damn, that is good.
The proposal was made by the Social Liberal party, not the goverment who were initially much more conservative about this, so it’s quite fantastic that it was accepted unanimously. I saw the parlamentiary treatment on television a few weeks ago and back then there was a majority FOR it, but outside of the goverment.
One thing to note: it’s only mandatory for new solutions. Existing solutions do not have to be use to open standards (but they will have to be replaced eventually when they are outdated).
some parts of sweden are looking at openoffice to see if it’s something that they can use
90-99% of swedish goverment is pro microsoft
2006-06-04 8:53 pmdylansmrjones
Det är ju inte bra for er. Denne gången är er grannen mot syd bättre stillet
And sorry for ruining the Swedish language.
I’m sure the Swedish government will jump in the “Open Standards”-wagon. No good in letting us take the leading position
2006-06-04 9:10 pmSimon Gray
I thought Norway had already decided to use open standards, but I might be mistaken.
2006-06-04 9:17 pmdylansmrjones

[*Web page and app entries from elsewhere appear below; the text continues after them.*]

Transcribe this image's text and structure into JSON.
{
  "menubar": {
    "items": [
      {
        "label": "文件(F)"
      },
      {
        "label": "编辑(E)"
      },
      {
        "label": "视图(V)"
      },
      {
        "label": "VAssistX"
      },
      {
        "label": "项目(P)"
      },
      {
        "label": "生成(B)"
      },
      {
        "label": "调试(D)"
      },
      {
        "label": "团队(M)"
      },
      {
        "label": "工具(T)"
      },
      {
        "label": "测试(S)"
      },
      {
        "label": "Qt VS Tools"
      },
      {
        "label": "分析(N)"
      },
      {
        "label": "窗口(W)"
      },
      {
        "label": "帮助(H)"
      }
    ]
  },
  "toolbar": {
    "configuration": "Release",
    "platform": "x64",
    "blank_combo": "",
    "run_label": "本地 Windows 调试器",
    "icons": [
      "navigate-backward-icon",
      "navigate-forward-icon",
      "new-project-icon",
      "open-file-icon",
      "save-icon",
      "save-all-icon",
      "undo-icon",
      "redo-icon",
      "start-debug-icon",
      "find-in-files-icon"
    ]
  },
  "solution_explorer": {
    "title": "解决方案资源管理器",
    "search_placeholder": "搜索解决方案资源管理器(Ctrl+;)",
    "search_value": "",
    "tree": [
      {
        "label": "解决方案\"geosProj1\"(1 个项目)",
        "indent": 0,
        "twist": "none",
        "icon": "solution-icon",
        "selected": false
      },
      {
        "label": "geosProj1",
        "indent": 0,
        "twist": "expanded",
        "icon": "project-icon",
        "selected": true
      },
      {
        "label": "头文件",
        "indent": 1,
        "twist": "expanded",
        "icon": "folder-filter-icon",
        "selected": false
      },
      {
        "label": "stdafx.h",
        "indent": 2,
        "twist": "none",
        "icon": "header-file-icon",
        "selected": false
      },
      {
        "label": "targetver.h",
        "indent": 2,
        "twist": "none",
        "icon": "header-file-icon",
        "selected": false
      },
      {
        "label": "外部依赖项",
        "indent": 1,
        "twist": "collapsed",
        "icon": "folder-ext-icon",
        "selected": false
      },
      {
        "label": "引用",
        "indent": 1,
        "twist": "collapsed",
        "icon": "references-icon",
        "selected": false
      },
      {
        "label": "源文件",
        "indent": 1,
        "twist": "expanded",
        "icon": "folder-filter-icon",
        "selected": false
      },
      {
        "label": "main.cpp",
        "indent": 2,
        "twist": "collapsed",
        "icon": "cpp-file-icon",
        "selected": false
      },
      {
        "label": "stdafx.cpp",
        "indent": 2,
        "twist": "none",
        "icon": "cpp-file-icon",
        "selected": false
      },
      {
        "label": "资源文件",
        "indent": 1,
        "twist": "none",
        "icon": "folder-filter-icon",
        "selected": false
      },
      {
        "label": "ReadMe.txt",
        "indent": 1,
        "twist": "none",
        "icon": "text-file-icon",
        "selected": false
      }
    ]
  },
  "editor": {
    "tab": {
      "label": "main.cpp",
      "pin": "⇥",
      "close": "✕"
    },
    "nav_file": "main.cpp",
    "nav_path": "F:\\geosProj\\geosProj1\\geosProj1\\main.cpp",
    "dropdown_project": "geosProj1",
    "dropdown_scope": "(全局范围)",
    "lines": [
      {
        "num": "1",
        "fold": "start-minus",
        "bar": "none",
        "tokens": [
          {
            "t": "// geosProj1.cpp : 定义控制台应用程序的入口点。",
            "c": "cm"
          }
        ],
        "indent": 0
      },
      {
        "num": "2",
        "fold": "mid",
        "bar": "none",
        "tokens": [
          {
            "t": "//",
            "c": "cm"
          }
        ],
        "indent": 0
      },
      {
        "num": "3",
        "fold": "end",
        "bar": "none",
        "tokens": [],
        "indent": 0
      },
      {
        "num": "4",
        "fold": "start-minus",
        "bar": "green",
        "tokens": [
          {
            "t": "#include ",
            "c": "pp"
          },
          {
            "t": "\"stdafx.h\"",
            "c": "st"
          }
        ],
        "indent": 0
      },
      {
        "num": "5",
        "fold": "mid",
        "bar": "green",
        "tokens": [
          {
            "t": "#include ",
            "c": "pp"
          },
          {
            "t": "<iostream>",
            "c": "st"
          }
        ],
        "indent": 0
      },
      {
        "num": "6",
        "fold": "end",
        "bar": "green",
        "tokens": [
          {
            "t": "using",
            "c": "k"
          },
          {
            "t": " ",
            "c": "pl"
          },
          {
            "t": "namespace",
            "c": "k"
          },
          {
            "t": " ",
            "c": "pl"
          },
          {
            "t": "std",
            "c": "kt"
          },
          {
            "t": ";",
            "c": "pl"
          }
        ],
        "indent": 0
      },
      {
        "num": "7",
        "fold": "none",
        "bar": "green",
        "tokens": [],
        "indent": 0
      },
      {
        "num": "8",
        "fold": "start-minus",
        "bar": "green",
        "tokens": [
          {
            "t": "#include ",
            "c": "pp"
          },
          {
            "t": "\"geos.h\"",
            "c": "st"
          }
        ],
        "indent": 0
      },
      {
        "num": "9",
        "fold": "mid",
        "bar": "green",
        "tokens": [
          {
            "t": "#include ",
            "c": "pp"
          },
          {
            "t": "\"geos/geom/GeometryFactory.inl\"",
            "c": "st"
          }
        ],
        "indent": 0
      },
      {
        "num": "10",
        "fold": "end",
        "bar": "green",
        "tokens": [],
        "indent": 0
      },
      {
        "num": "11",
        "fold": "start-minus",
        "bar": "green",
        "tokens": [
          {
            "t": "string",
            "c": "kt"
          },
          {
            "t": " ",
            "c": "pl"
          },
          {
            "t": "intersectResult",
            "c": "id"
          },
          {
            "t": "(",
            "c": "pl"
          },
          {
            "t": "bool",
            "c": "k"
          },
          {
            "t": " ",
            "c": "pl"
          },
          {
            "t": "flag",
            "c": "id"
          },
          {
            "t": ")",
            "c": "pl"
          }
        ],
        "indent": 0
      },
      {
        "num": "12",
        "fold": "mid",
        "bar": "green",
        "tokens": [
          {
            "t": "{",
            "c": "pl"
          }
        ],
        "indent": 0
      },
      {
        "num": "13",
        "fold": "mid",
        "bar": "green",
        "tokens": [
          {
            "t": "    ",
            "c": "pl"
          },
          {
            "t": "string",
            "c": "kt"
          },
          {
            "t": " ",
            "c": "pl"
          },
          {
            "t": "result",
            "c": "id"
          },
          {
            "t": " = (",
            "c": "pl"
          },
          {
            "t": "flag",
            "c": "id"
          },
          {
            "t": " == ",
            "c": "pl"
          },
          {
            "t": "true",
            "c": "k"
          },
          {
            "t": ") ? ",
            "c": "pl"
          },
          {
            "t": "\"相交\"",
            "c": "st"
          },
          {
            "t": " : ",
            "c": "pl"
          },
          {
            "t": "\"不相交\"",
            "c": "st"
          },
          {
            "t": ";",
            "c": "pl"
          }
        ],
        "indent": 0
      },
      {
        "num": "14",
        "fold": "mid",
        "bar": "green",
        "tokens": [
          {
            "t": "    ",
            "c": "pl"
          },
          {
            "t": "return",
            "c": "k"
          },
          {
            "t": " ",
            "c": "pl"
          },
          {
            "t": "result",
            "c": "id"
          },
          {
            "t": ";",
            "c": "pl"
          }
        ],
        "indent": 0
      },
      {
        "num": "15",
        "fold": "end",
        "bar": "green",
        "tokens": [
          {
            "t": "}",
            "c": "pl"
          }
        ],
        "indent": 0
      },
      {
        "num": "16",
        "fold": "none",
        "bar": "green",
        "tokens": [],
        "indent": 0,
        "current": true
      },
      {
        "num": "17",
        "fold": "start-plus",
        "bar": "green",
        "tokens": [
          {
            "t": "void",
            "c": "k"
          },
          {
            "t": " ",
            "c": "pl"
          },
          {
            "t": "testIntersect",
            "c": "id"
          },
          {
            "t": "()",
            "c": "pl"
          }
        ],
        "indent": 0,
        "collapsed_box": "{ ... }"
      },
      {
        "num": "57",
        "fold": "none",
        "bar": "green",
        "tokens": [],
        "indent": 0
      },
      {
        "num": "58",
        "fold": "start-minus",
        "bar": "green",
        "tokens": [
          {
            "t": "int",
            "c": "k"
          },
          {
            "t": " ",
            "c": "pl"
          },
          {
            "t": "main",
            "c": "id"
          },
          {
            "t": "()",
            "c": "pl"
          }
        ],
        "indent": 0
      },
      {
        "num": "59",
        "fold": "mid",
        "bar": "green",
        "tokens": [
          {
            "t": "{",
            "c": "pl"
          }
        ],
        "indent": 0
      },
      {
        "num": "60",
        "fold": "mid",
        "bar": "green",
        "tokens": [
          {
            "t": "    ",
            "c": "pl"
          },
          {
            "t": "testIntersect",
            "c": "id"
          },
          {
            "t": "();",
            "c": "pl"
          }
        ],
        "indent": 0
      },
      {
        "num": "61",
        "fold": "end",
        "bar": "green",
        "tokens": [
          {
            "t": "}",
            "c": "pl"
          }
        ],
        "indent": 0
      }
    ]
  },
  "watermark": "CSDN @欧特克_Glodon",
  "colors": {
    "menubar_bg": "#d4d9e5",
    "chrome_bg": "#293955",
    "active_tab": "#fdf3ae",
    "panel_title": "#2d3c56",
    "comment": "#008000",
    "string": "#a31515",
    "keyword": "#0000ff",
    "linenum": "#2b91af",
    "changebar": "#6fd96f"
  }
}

It’s possible, but I don’t think Norway has made any major decision yet – at least not with any given timeframe. But of course, I could easily be wrong.
That’s very fine decision.
It isn’t pro and contra any company or product. As it leaves for any solution provider time to think if product to propose will support or not open standards.
I don’t see any problem to anyone to add that support in next 2 years. And see if those providers are ready to fair play.
when you think about the hit denmark took recently in the worlds public opinion(the muhammed cartoon thing), i’m happy that this bill passed, so that i again can tell where i’m from (in some places) without being ashame.
We could only hope this could be something the EU could take notice off and start doing things on behalf of it citizens instead of companys.
2006-06-04 10:54 pmdylansmrjones
The hit Denmark took in world public opinion are quite different, depending on which part of the world you look at
For me, this bill is but another reason to feel a certain pride for being Danish.
I hope – as you – that it will spread to other countries and EU. That would be something.
In Soviet Denmark, Standards opens YOU!
Or something like that…
I was very pleased to see this motion pass. The reason it passed unanimously was probably that the Minister of Science had a kinda mini-scandal, when it was discovered that he witheld a report from his own ministry showing that open standards would be beneficial in the long run. When the motion was discussed first (a couple of weeks ago), he and his party voted against the motion, because no report had examined the consequenses. Typical!
2006-06-05 12:06 amAnonymous Penguin
Soviet Denmark? LOL, from some points of view it feels very free, but it was one of the very few countries in Europe where as a foreigner I felt unwelcome to live there. The other one was Belgium (the northern part), but not quite as bad.
Lucky for Microsoft, both ODF and PDF are encumbered by patents.
2006-06-06 8:11 amdylansmrjones
ODF is not encumbered by patents.
Everybody can use it freely as long as they don’t sue other persons/companies using the standard.
Don’t spread FUD.
It’s not limited to foreigners. Denmark is the feels unwelcome to live in for locals as well. The cold has frozen the danish hearts, and it requires a healthy portion of alcohol to melt it. Fortunately Danes drink a lot.
2006-06-06 9:22 amdylansmrjones
We do make good beer, and are good at importing good beer
But yes. Danes are generally somewhat reluctant to open up to unknown people. It has nothing to do with being a foreigner. It’s simply a matter of not knowing the person. Ever tried fitting in in a small close-knitted village? That’s a challenge, even for a Dane.
But as soon as you’ve been accepted (which is your responsibility to be) you’ll be met with warmth. But it can take years however.
This is really amazing.
I thought they would be way too conservative to even consider this.
We can only hope that this will set an example for other governments.
Now, could someone get me a government sponsored free beer? I need to celebrate :o)